** Opening PROVIDED RECORDS block **

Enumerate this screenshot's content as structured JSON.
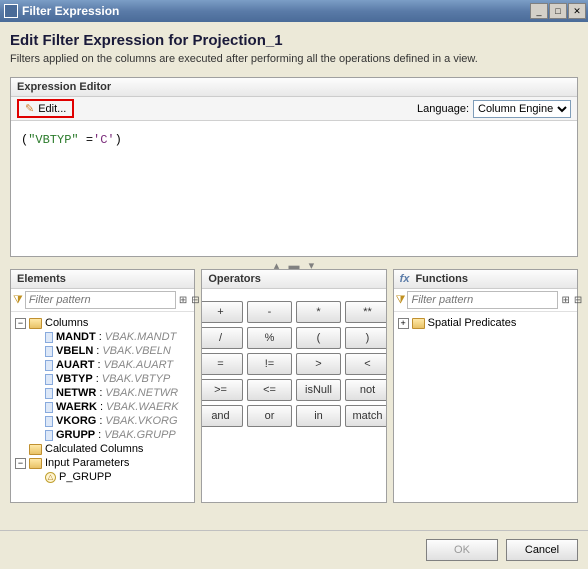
{
  "window": {
    "title": "Filter Expression"
  },
  "heading": "Edit Filter Expression for Projection_1",
  "subheading": "Filters applied on the columns are executed after performing all the operations defined in a view.",
  "editor": {
    "title": "Expression Editor",
    "edit_label": "Edit...",
    "language_label": "Language:",
    "language_value": "Column Engine",
    "expr_str1": "\"VBTYP\"",
    "expr_op": "=",
    "expr_str2": "'C'"
  },
  "elements": {
    "title": "Elements",
    "filter_placeholder": "Filter pattern",
    "columns_label": "Columns",
    "calc_columns_label": "Calculated Columns",
    "input_params_label": "Input Parameters",
    "cols": [
      {
        "name": "MANDT",
        "desc": "VBAK.MANDT"
      },
      {
        "name": "VBELN",
        "desc": "VBAK.VBELN"
      },
      {
        "name": "AUART",
        "desc": "VBAK.AUART"
      },
      {
        "name": "VBTYP",
        "desc": "VBAK.VBTYP"
      },
      {
        "name": "NETWR",
        "desc": "VBAK.NETWR"
      },
      {
        "name": "WAERK",
        "desc": "VBAK.WAERK"
      },
      {
        "name": "VKORG",
        "desc": "VBAK.VKORG"
      },
      {
        "name": "GRUPP",
        "desc": "VBAK.GRUPP"
      }
    ],
    "params": [
      {
        "name": "P_GRUPP"
      }
    ]
  },
  "operators": {
    "title": "Operators",
    "ops": [
      "+",
      "-",
      "*",
      "**",
      "/",
      "%",
      "(",
      ")",
      "=",
      "!=",
      ">",
      "<",
      ">=",
      "<=",
      "isNull",
      "not",
      "and",
      "or",
      "in",
      "match"
    ]
  },
  "functions": {
    "title": "Functions",
    "filter_placeholder": "Filter pattern",
    "nodes": [
      {
        "label": "Spatial Predicates"
      }
    ]
  },
  "footer": {
    "ok": "OK",
    "cancel": "Cancel"
  }
}
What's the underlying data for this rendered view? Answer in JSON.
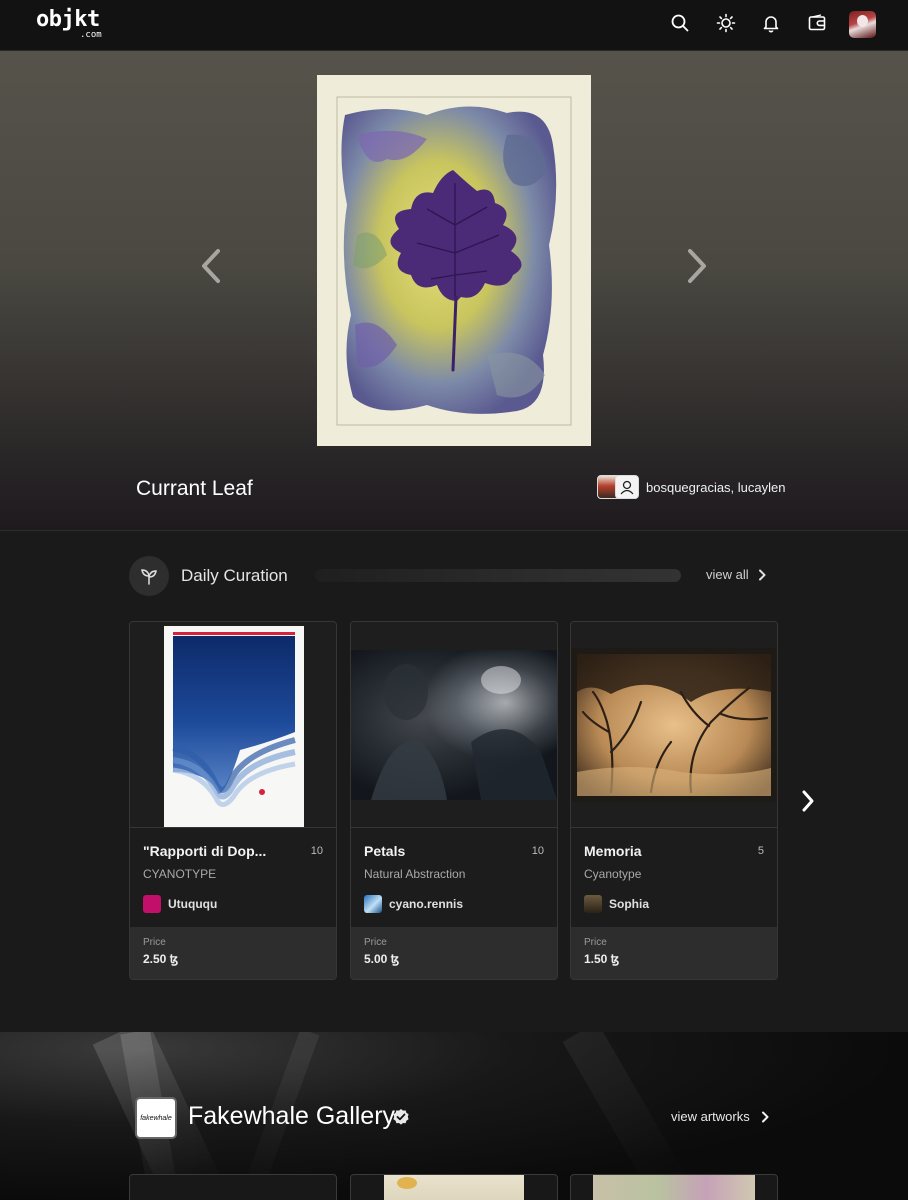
{
  "topbar": {
    "logo": "objkt",
    "logo_sub": ".com",
    "icons": [
      "search-icon",
      "sun-icon",
      "bell-icon",
      "wallet-icon"
    ],
    "avatar": "user-avatar"
  },
  "hero": {
    "title": "Currant Leaf",
    "artists": "bosquegracias, lucaylen"
  },
  "curation": {
    "title": "Daily Curation",
    "view_all": "view all",
    "cards": [
      {
        "title": "\"Rapporti di Dop...",
        "editions": "10",
        "subtitle": "CYANOTYPE",
        "artist": "Utuququ",
        "price_label": "Price",
        "price": "2.50 ꜩ"
      },
      {
        "title": "Petals",
        "editions": "10",
        "subtitle": "Natural Abstraction",
        "artist": "cyano.rennis",
        "price_label": "Price",
        "price": "5.00 ꜩ"
      },
      {
        "title": "Memoria",
        "editions": "5",
        "subtitle": "Cyanotype",
        "artist": "Sophia",
        "price_label": "Price",
        "price": "1.50 ꜩ"
      }
    ]
  },
  "gallery": {
    "logo_text": "fakewhale",
    "name": "Fakewhale Gallery",
    "view_artworks": "view artworks"
  },
  "colors": {
    "background": "#1a1a1a",
    "topbar": "#121212",
    "card_border": "#363636",
    "price_box": "#2d2d2e"
  }
}
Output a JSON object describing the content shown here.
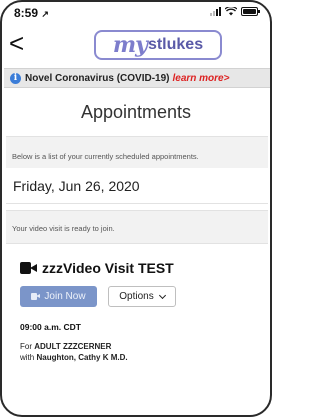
{
  "status_bar": {
    "time": "8:59",
    "location_glyph": "↗"
  },
  "header": {
    "back_glyph": "<",
    "logo_my": "my",
    "logo_rest": "stlukes"
  },
  "alert": {
    "text": "Novel Coronavirus (COVID-19)",
    "link": "learn more>"
  },
  "page": {
    "title": "Appointments",
    "intro": "Below is a list of your currently scheduled appointments.",
    "date": "Friday, Jun 26, 2020",
    "ready_notice": "Your video visit is ready to join."
  },
  "appointment": {
    "title": "zzzVideo Visit TEST",
    "join_label": "Join Now",
    "options_label": "Options",
    "time": "09:00 a.m. CDT",
    "for_prefix": "For",
    "patient": "ADULT ZZZCERNER",
    "with_prefix": "with",
    "provider": "Naughton, Cathy K M.D."
  },
  "colors": {
    "accent": "#7b95c9",
    "logo": "#7d7dcc",
    "alert_link": "#dd2222",
    "info": "#3b7dd8"
  }
}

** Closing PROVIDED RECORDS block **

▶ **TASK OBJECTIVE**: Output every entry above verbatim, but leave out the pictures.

▶ **OUTPUT**:
Enumerate this screenshot's content as structured JSON.
{
  "window": {
    "title": "Filter Expression"
  },
  "heading": "Edit Filter Expression for Projection_1",
  "subheading": "Filters applied on the columns are executed after performing all the operations defined in a view.",
  "editor": {
    "title": "Expression Editor",
    "edit_label": "Edit...",
    "language_label": "Language:",
    "language_value": "Column Engine",
    "expr_str1": "\"VBTYP\"",
    "expr_op": "=",
    "expr_str2": "'C'"
  },
  "elements": {
    "title": "Elements",
    "filter_placeholder": "Filter pattern",
    "columns_label": "Columns",
    "calc_columns_label": "Calculated Columns",
    "input_params_label": "Input Parameters",
    "cols": [
      {
        "name": "MANDT",
        "desc": "VBAK.MANDT"
      },
      {
        "name": "VBELN",
        "desc": "VBAK.VBELN"
      },
      {
        "name": "AUART",
        "desc": "VBAK.AUART"
      },
      {
        "name": "VBTYP",
        "desc": "VBAK.VBTYP"
      },
      {
        "name": "NETWR",
        "desc": "VBAK.NETWR"
      },
      {
        "name": "WAERK",
        "desc": "VBAK.WAERK"
      },
      {
        "name": "VKORG",
        "desc": "VBAK.VKORG"
      },
      {
        "name": "GRUPP",
        "desc": "VBAK.GRUPP"
      }
    ],
    "params": [
      {
        "name": "P_GRUPP"
      }
    ]
  },
  "operators": {
    "title": "Operators",
    "ops": [
      "+",
      "-",
      "*",
      "**",
      "/",
      "%",
      "(",
      ")",
      "=",
      "!=",
      ">",
      "<",
      ">=",
      "<=",
      "isNull",
      "not",
      "and",
      "or",
      "in",
      "match"
    ]
  },
  "functions": {
    "title": "Functions",
    "filter_placeholder": "Filter pattern",
    "nodes": [
      {
        "label": "Spatial Predicates"
      }
    ]
  },
  "footer": {
    "ok": "OK",
    "cancel": "Cancel"
  }
}
What's the underlying data for this rendered view? Answer in JSON.
{
  "topbar": {
    "logo": "objkt",
    "logo_sub": ".com",
    "icons": [
      "search-icon",
      "sun-icon",
      "bell-icon",
      "wallet-icon"
    ],
    "avatar": "user-avatar"
  },
  "hero": {
    "title": "Currant Leaf",
    "artists": "bosquegracias, lucaylen"
  },
  "curation": {
    "title": "Daily Curation",
    "view_all": "view all",
    "cards": [
      {
        "title": "\"Rapporti di Dop...",
        "editions": "10",
        "subtitle": "CYANOTYPE",
        "artist": "Utuququ",
        "price_label": "Price",
        "price": "2.50 ꜩ"
      },
      {
        "title": "Petals",
        "editions": "10",
        "subtitle": "Natural Abstraction",
        "artist": "cyano.rennis",
        "price_label": "Price",
        "price": "5.00 ꜩ"
      },
      {
        "title": "Memoria",
        "editions": "5",
        "subtitle": "Cyanotype",
        "artist": "Sophia",
        "price_label": "Price",
        "price": "1.50 ꜩ"
      }
    ]
  },
  "gallery": {
    "logo_text": "fakewhale",
    "name": "Fakewhale Gallery",
    "view_artworks": "view artworks"
  },
  "colors": {
    "background": "#1a1a1a",
    "topbar": "#121212",
    "card_border": "#363636",
    "price_box": "#2d2d2e"
  }
}
Output a JSON object describing the content shown here.
{
  "status_bar": {
    "time": "8:59",
    "location_glyph": "↗"
  },
  "header": {
    "back_glyph": "<",
    "logo_my": "my",
    "logo_rest": "stlukes"
  },
  "alert": {
    "text": "Novel Coronavirus (COVID-19)",
    "link": "learn more>"
  },
  "page": {
    "title": "Appointments",
    "intro": "Below is a list of your currently scheduled appointments.",
    "date": "Friday, Jun 26, 2020",
    "ready_notice": "Your video visit is ready to join."
  },
  "appointment": {
    "title": "zzzVideo Visit TEST",
    "join_label": "Join Now",
    "options_label": "Options",
    "time": "09:00 a.m. CDT",
    "for_prefix": "For",
    "patient": "ADULT ZZZCERNER",
    "with_prefix": "with",
    "provider": "Naughton, Cathy K M.D."
  },
  "colors": {
    "accent": "#7b95c9",
    "logo": "#7d7dcc",
    "alert_link": "#dd2222",
    "info": "#3b7dd8"
  }
}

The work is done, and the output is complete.